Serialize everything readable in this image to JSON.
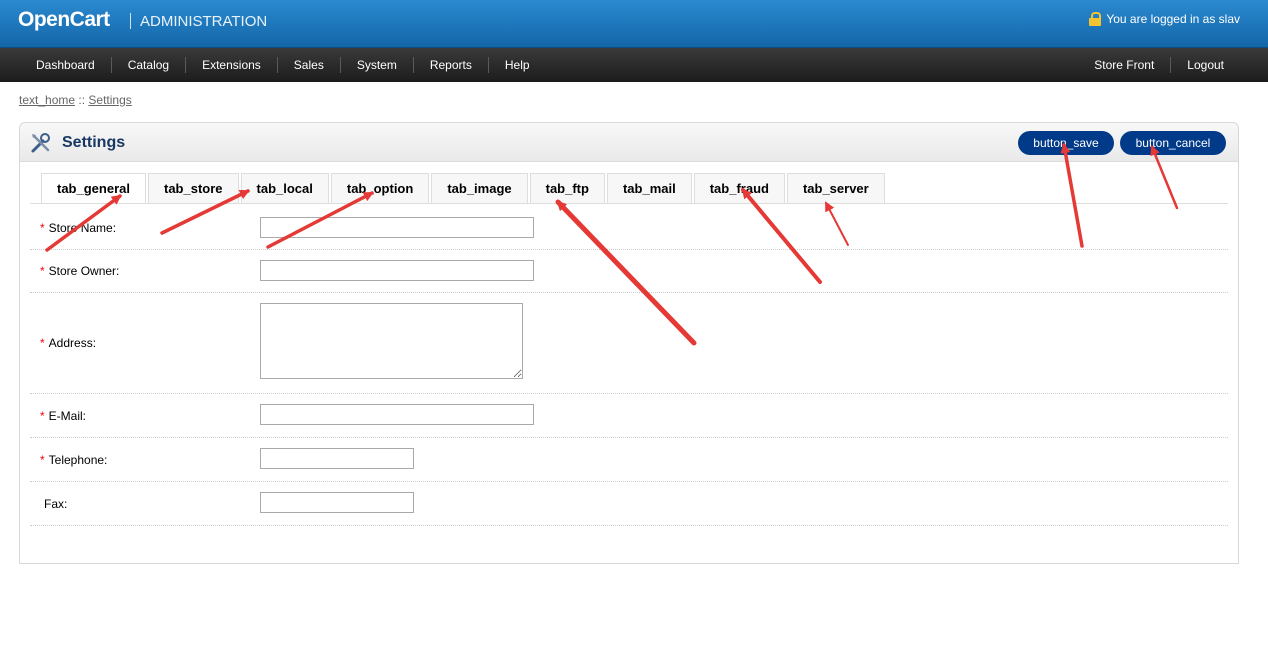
{
  "header": {
    "logo": "OpenCart",
    "subtitle": "ADMINISTRATION",
    "logged_in": "You are logged in as slav"
  },
  "menu": {
    "left": [
      "Dashboard",
      "Catalog",
      "Extensions",
      "Sales",
      "System",
      "Reports",
      "Help"
    ],
    "right": [
      "Store Front",
      "Logout"
    ]
  },
  "breadcrumb": {
    "home": "text_home",
    "separator": "::",
    "current": "Settings"
  },
  "box": {
    "title": "Settings",
    "save": "button_save",
    "cancel": "button_cancel"
  },
  "tabs": [
    "tab_general",
    "tab_store",
    "tab_local",
    "tab_option",
    "tab_image",
    "tab_ftp",
    "tab_mail",
    "tab_fraud",
    "tab_server"
  ],
  "active_tab": "tab_general",
  "form": {
    "fields": [
      {
        "label": "Store Name:",
        "required": "*",
        "value": ""
      },
      {
        "label": "Store Owner:",
        "required": "*",
        "value": ""
      },
      {
        "label": "Address:",
        "required": "*",
        "value": ""
      },
      {
        "label": "E-Mail:",
        "required": "*",
        "value": ""
      },
      {
        "label": "Telephone:",
        "required": "*",
        "value": ""
      },
      {
        "label": "Fax:",
        "required": "",
        "value": ""
      }
    ]
  },
  "colors": {
    "header": "#1a73b8",
    "menu": "#2a2a2a",
    "button": "#003a88",
    "title": "#183863",
    "annotation_arrow": "#e53935"
  },
  "icons": {
    "lock": "lock-icon",
    "settings": "tools-icon"
  }
}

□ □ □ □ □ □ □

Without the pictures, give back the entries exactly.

# Result for this exercise:
Serialize everything readable in this image to JSON.
{
  "header": {
    "logo": "OpenCart",
    "subtitle": "ADMINISTRATION",
    "logged_in": "You are logged in as slav"
  },
  "menu": {
    "left": [
      "Dashboard",
      "Catalog",
      "Extensions",
      "Sales",
      "System",
      "Reports",
      "Help"
    ],
    "right": [
      "Store Front",
      "Logout"
    ]
  },
  "breadcrumb": {
    "home": "text_home",
    "separator": "::",
    "current": "Settings"
  },
  "box": {
    "title": "Settings",
    "save": "button_save",
    "cancel": "button_cancel"
  },
  "tabs": [
    "tab_general",
    "tab_store",
    "tab_local",
    "tab_option",
    "tab_image",
    "tab_ftp",
    "tab_mail",
    "tab_fraud",
    "tab_server"
  ],
  "active_tab": "tab_general",
  "form": {
    "fields": [
      {
        "label": "Store Name:",
        "required": "*",
        "value": ""
      },
      {
        "label": "Store Owner:",
        "required": "*",
        "value": ""
      },
      {
        "label": "Address:",
        "required": "*",
        "value": ""
      },
      {
        "label": "E-Mail:",
        "required": "*",
        "value": ""
      },
      {
        "label": "Telephone:",
        "required": "*",
        "value": ""
      },
      {
        "label": "Fax:",
        "required": "",
        "value": ""
      }
    ]
  },
  "colors": {
    "header": "#1a73b8",
    "menu": "#2a2a2a",
    "button": "#003a88",
    "title": "#183863",
    "annotation_arrow": "#e53935"
  },
  "icons": {
    "lock": "lock-icon",
    "settings": "tools-icon"
  }
}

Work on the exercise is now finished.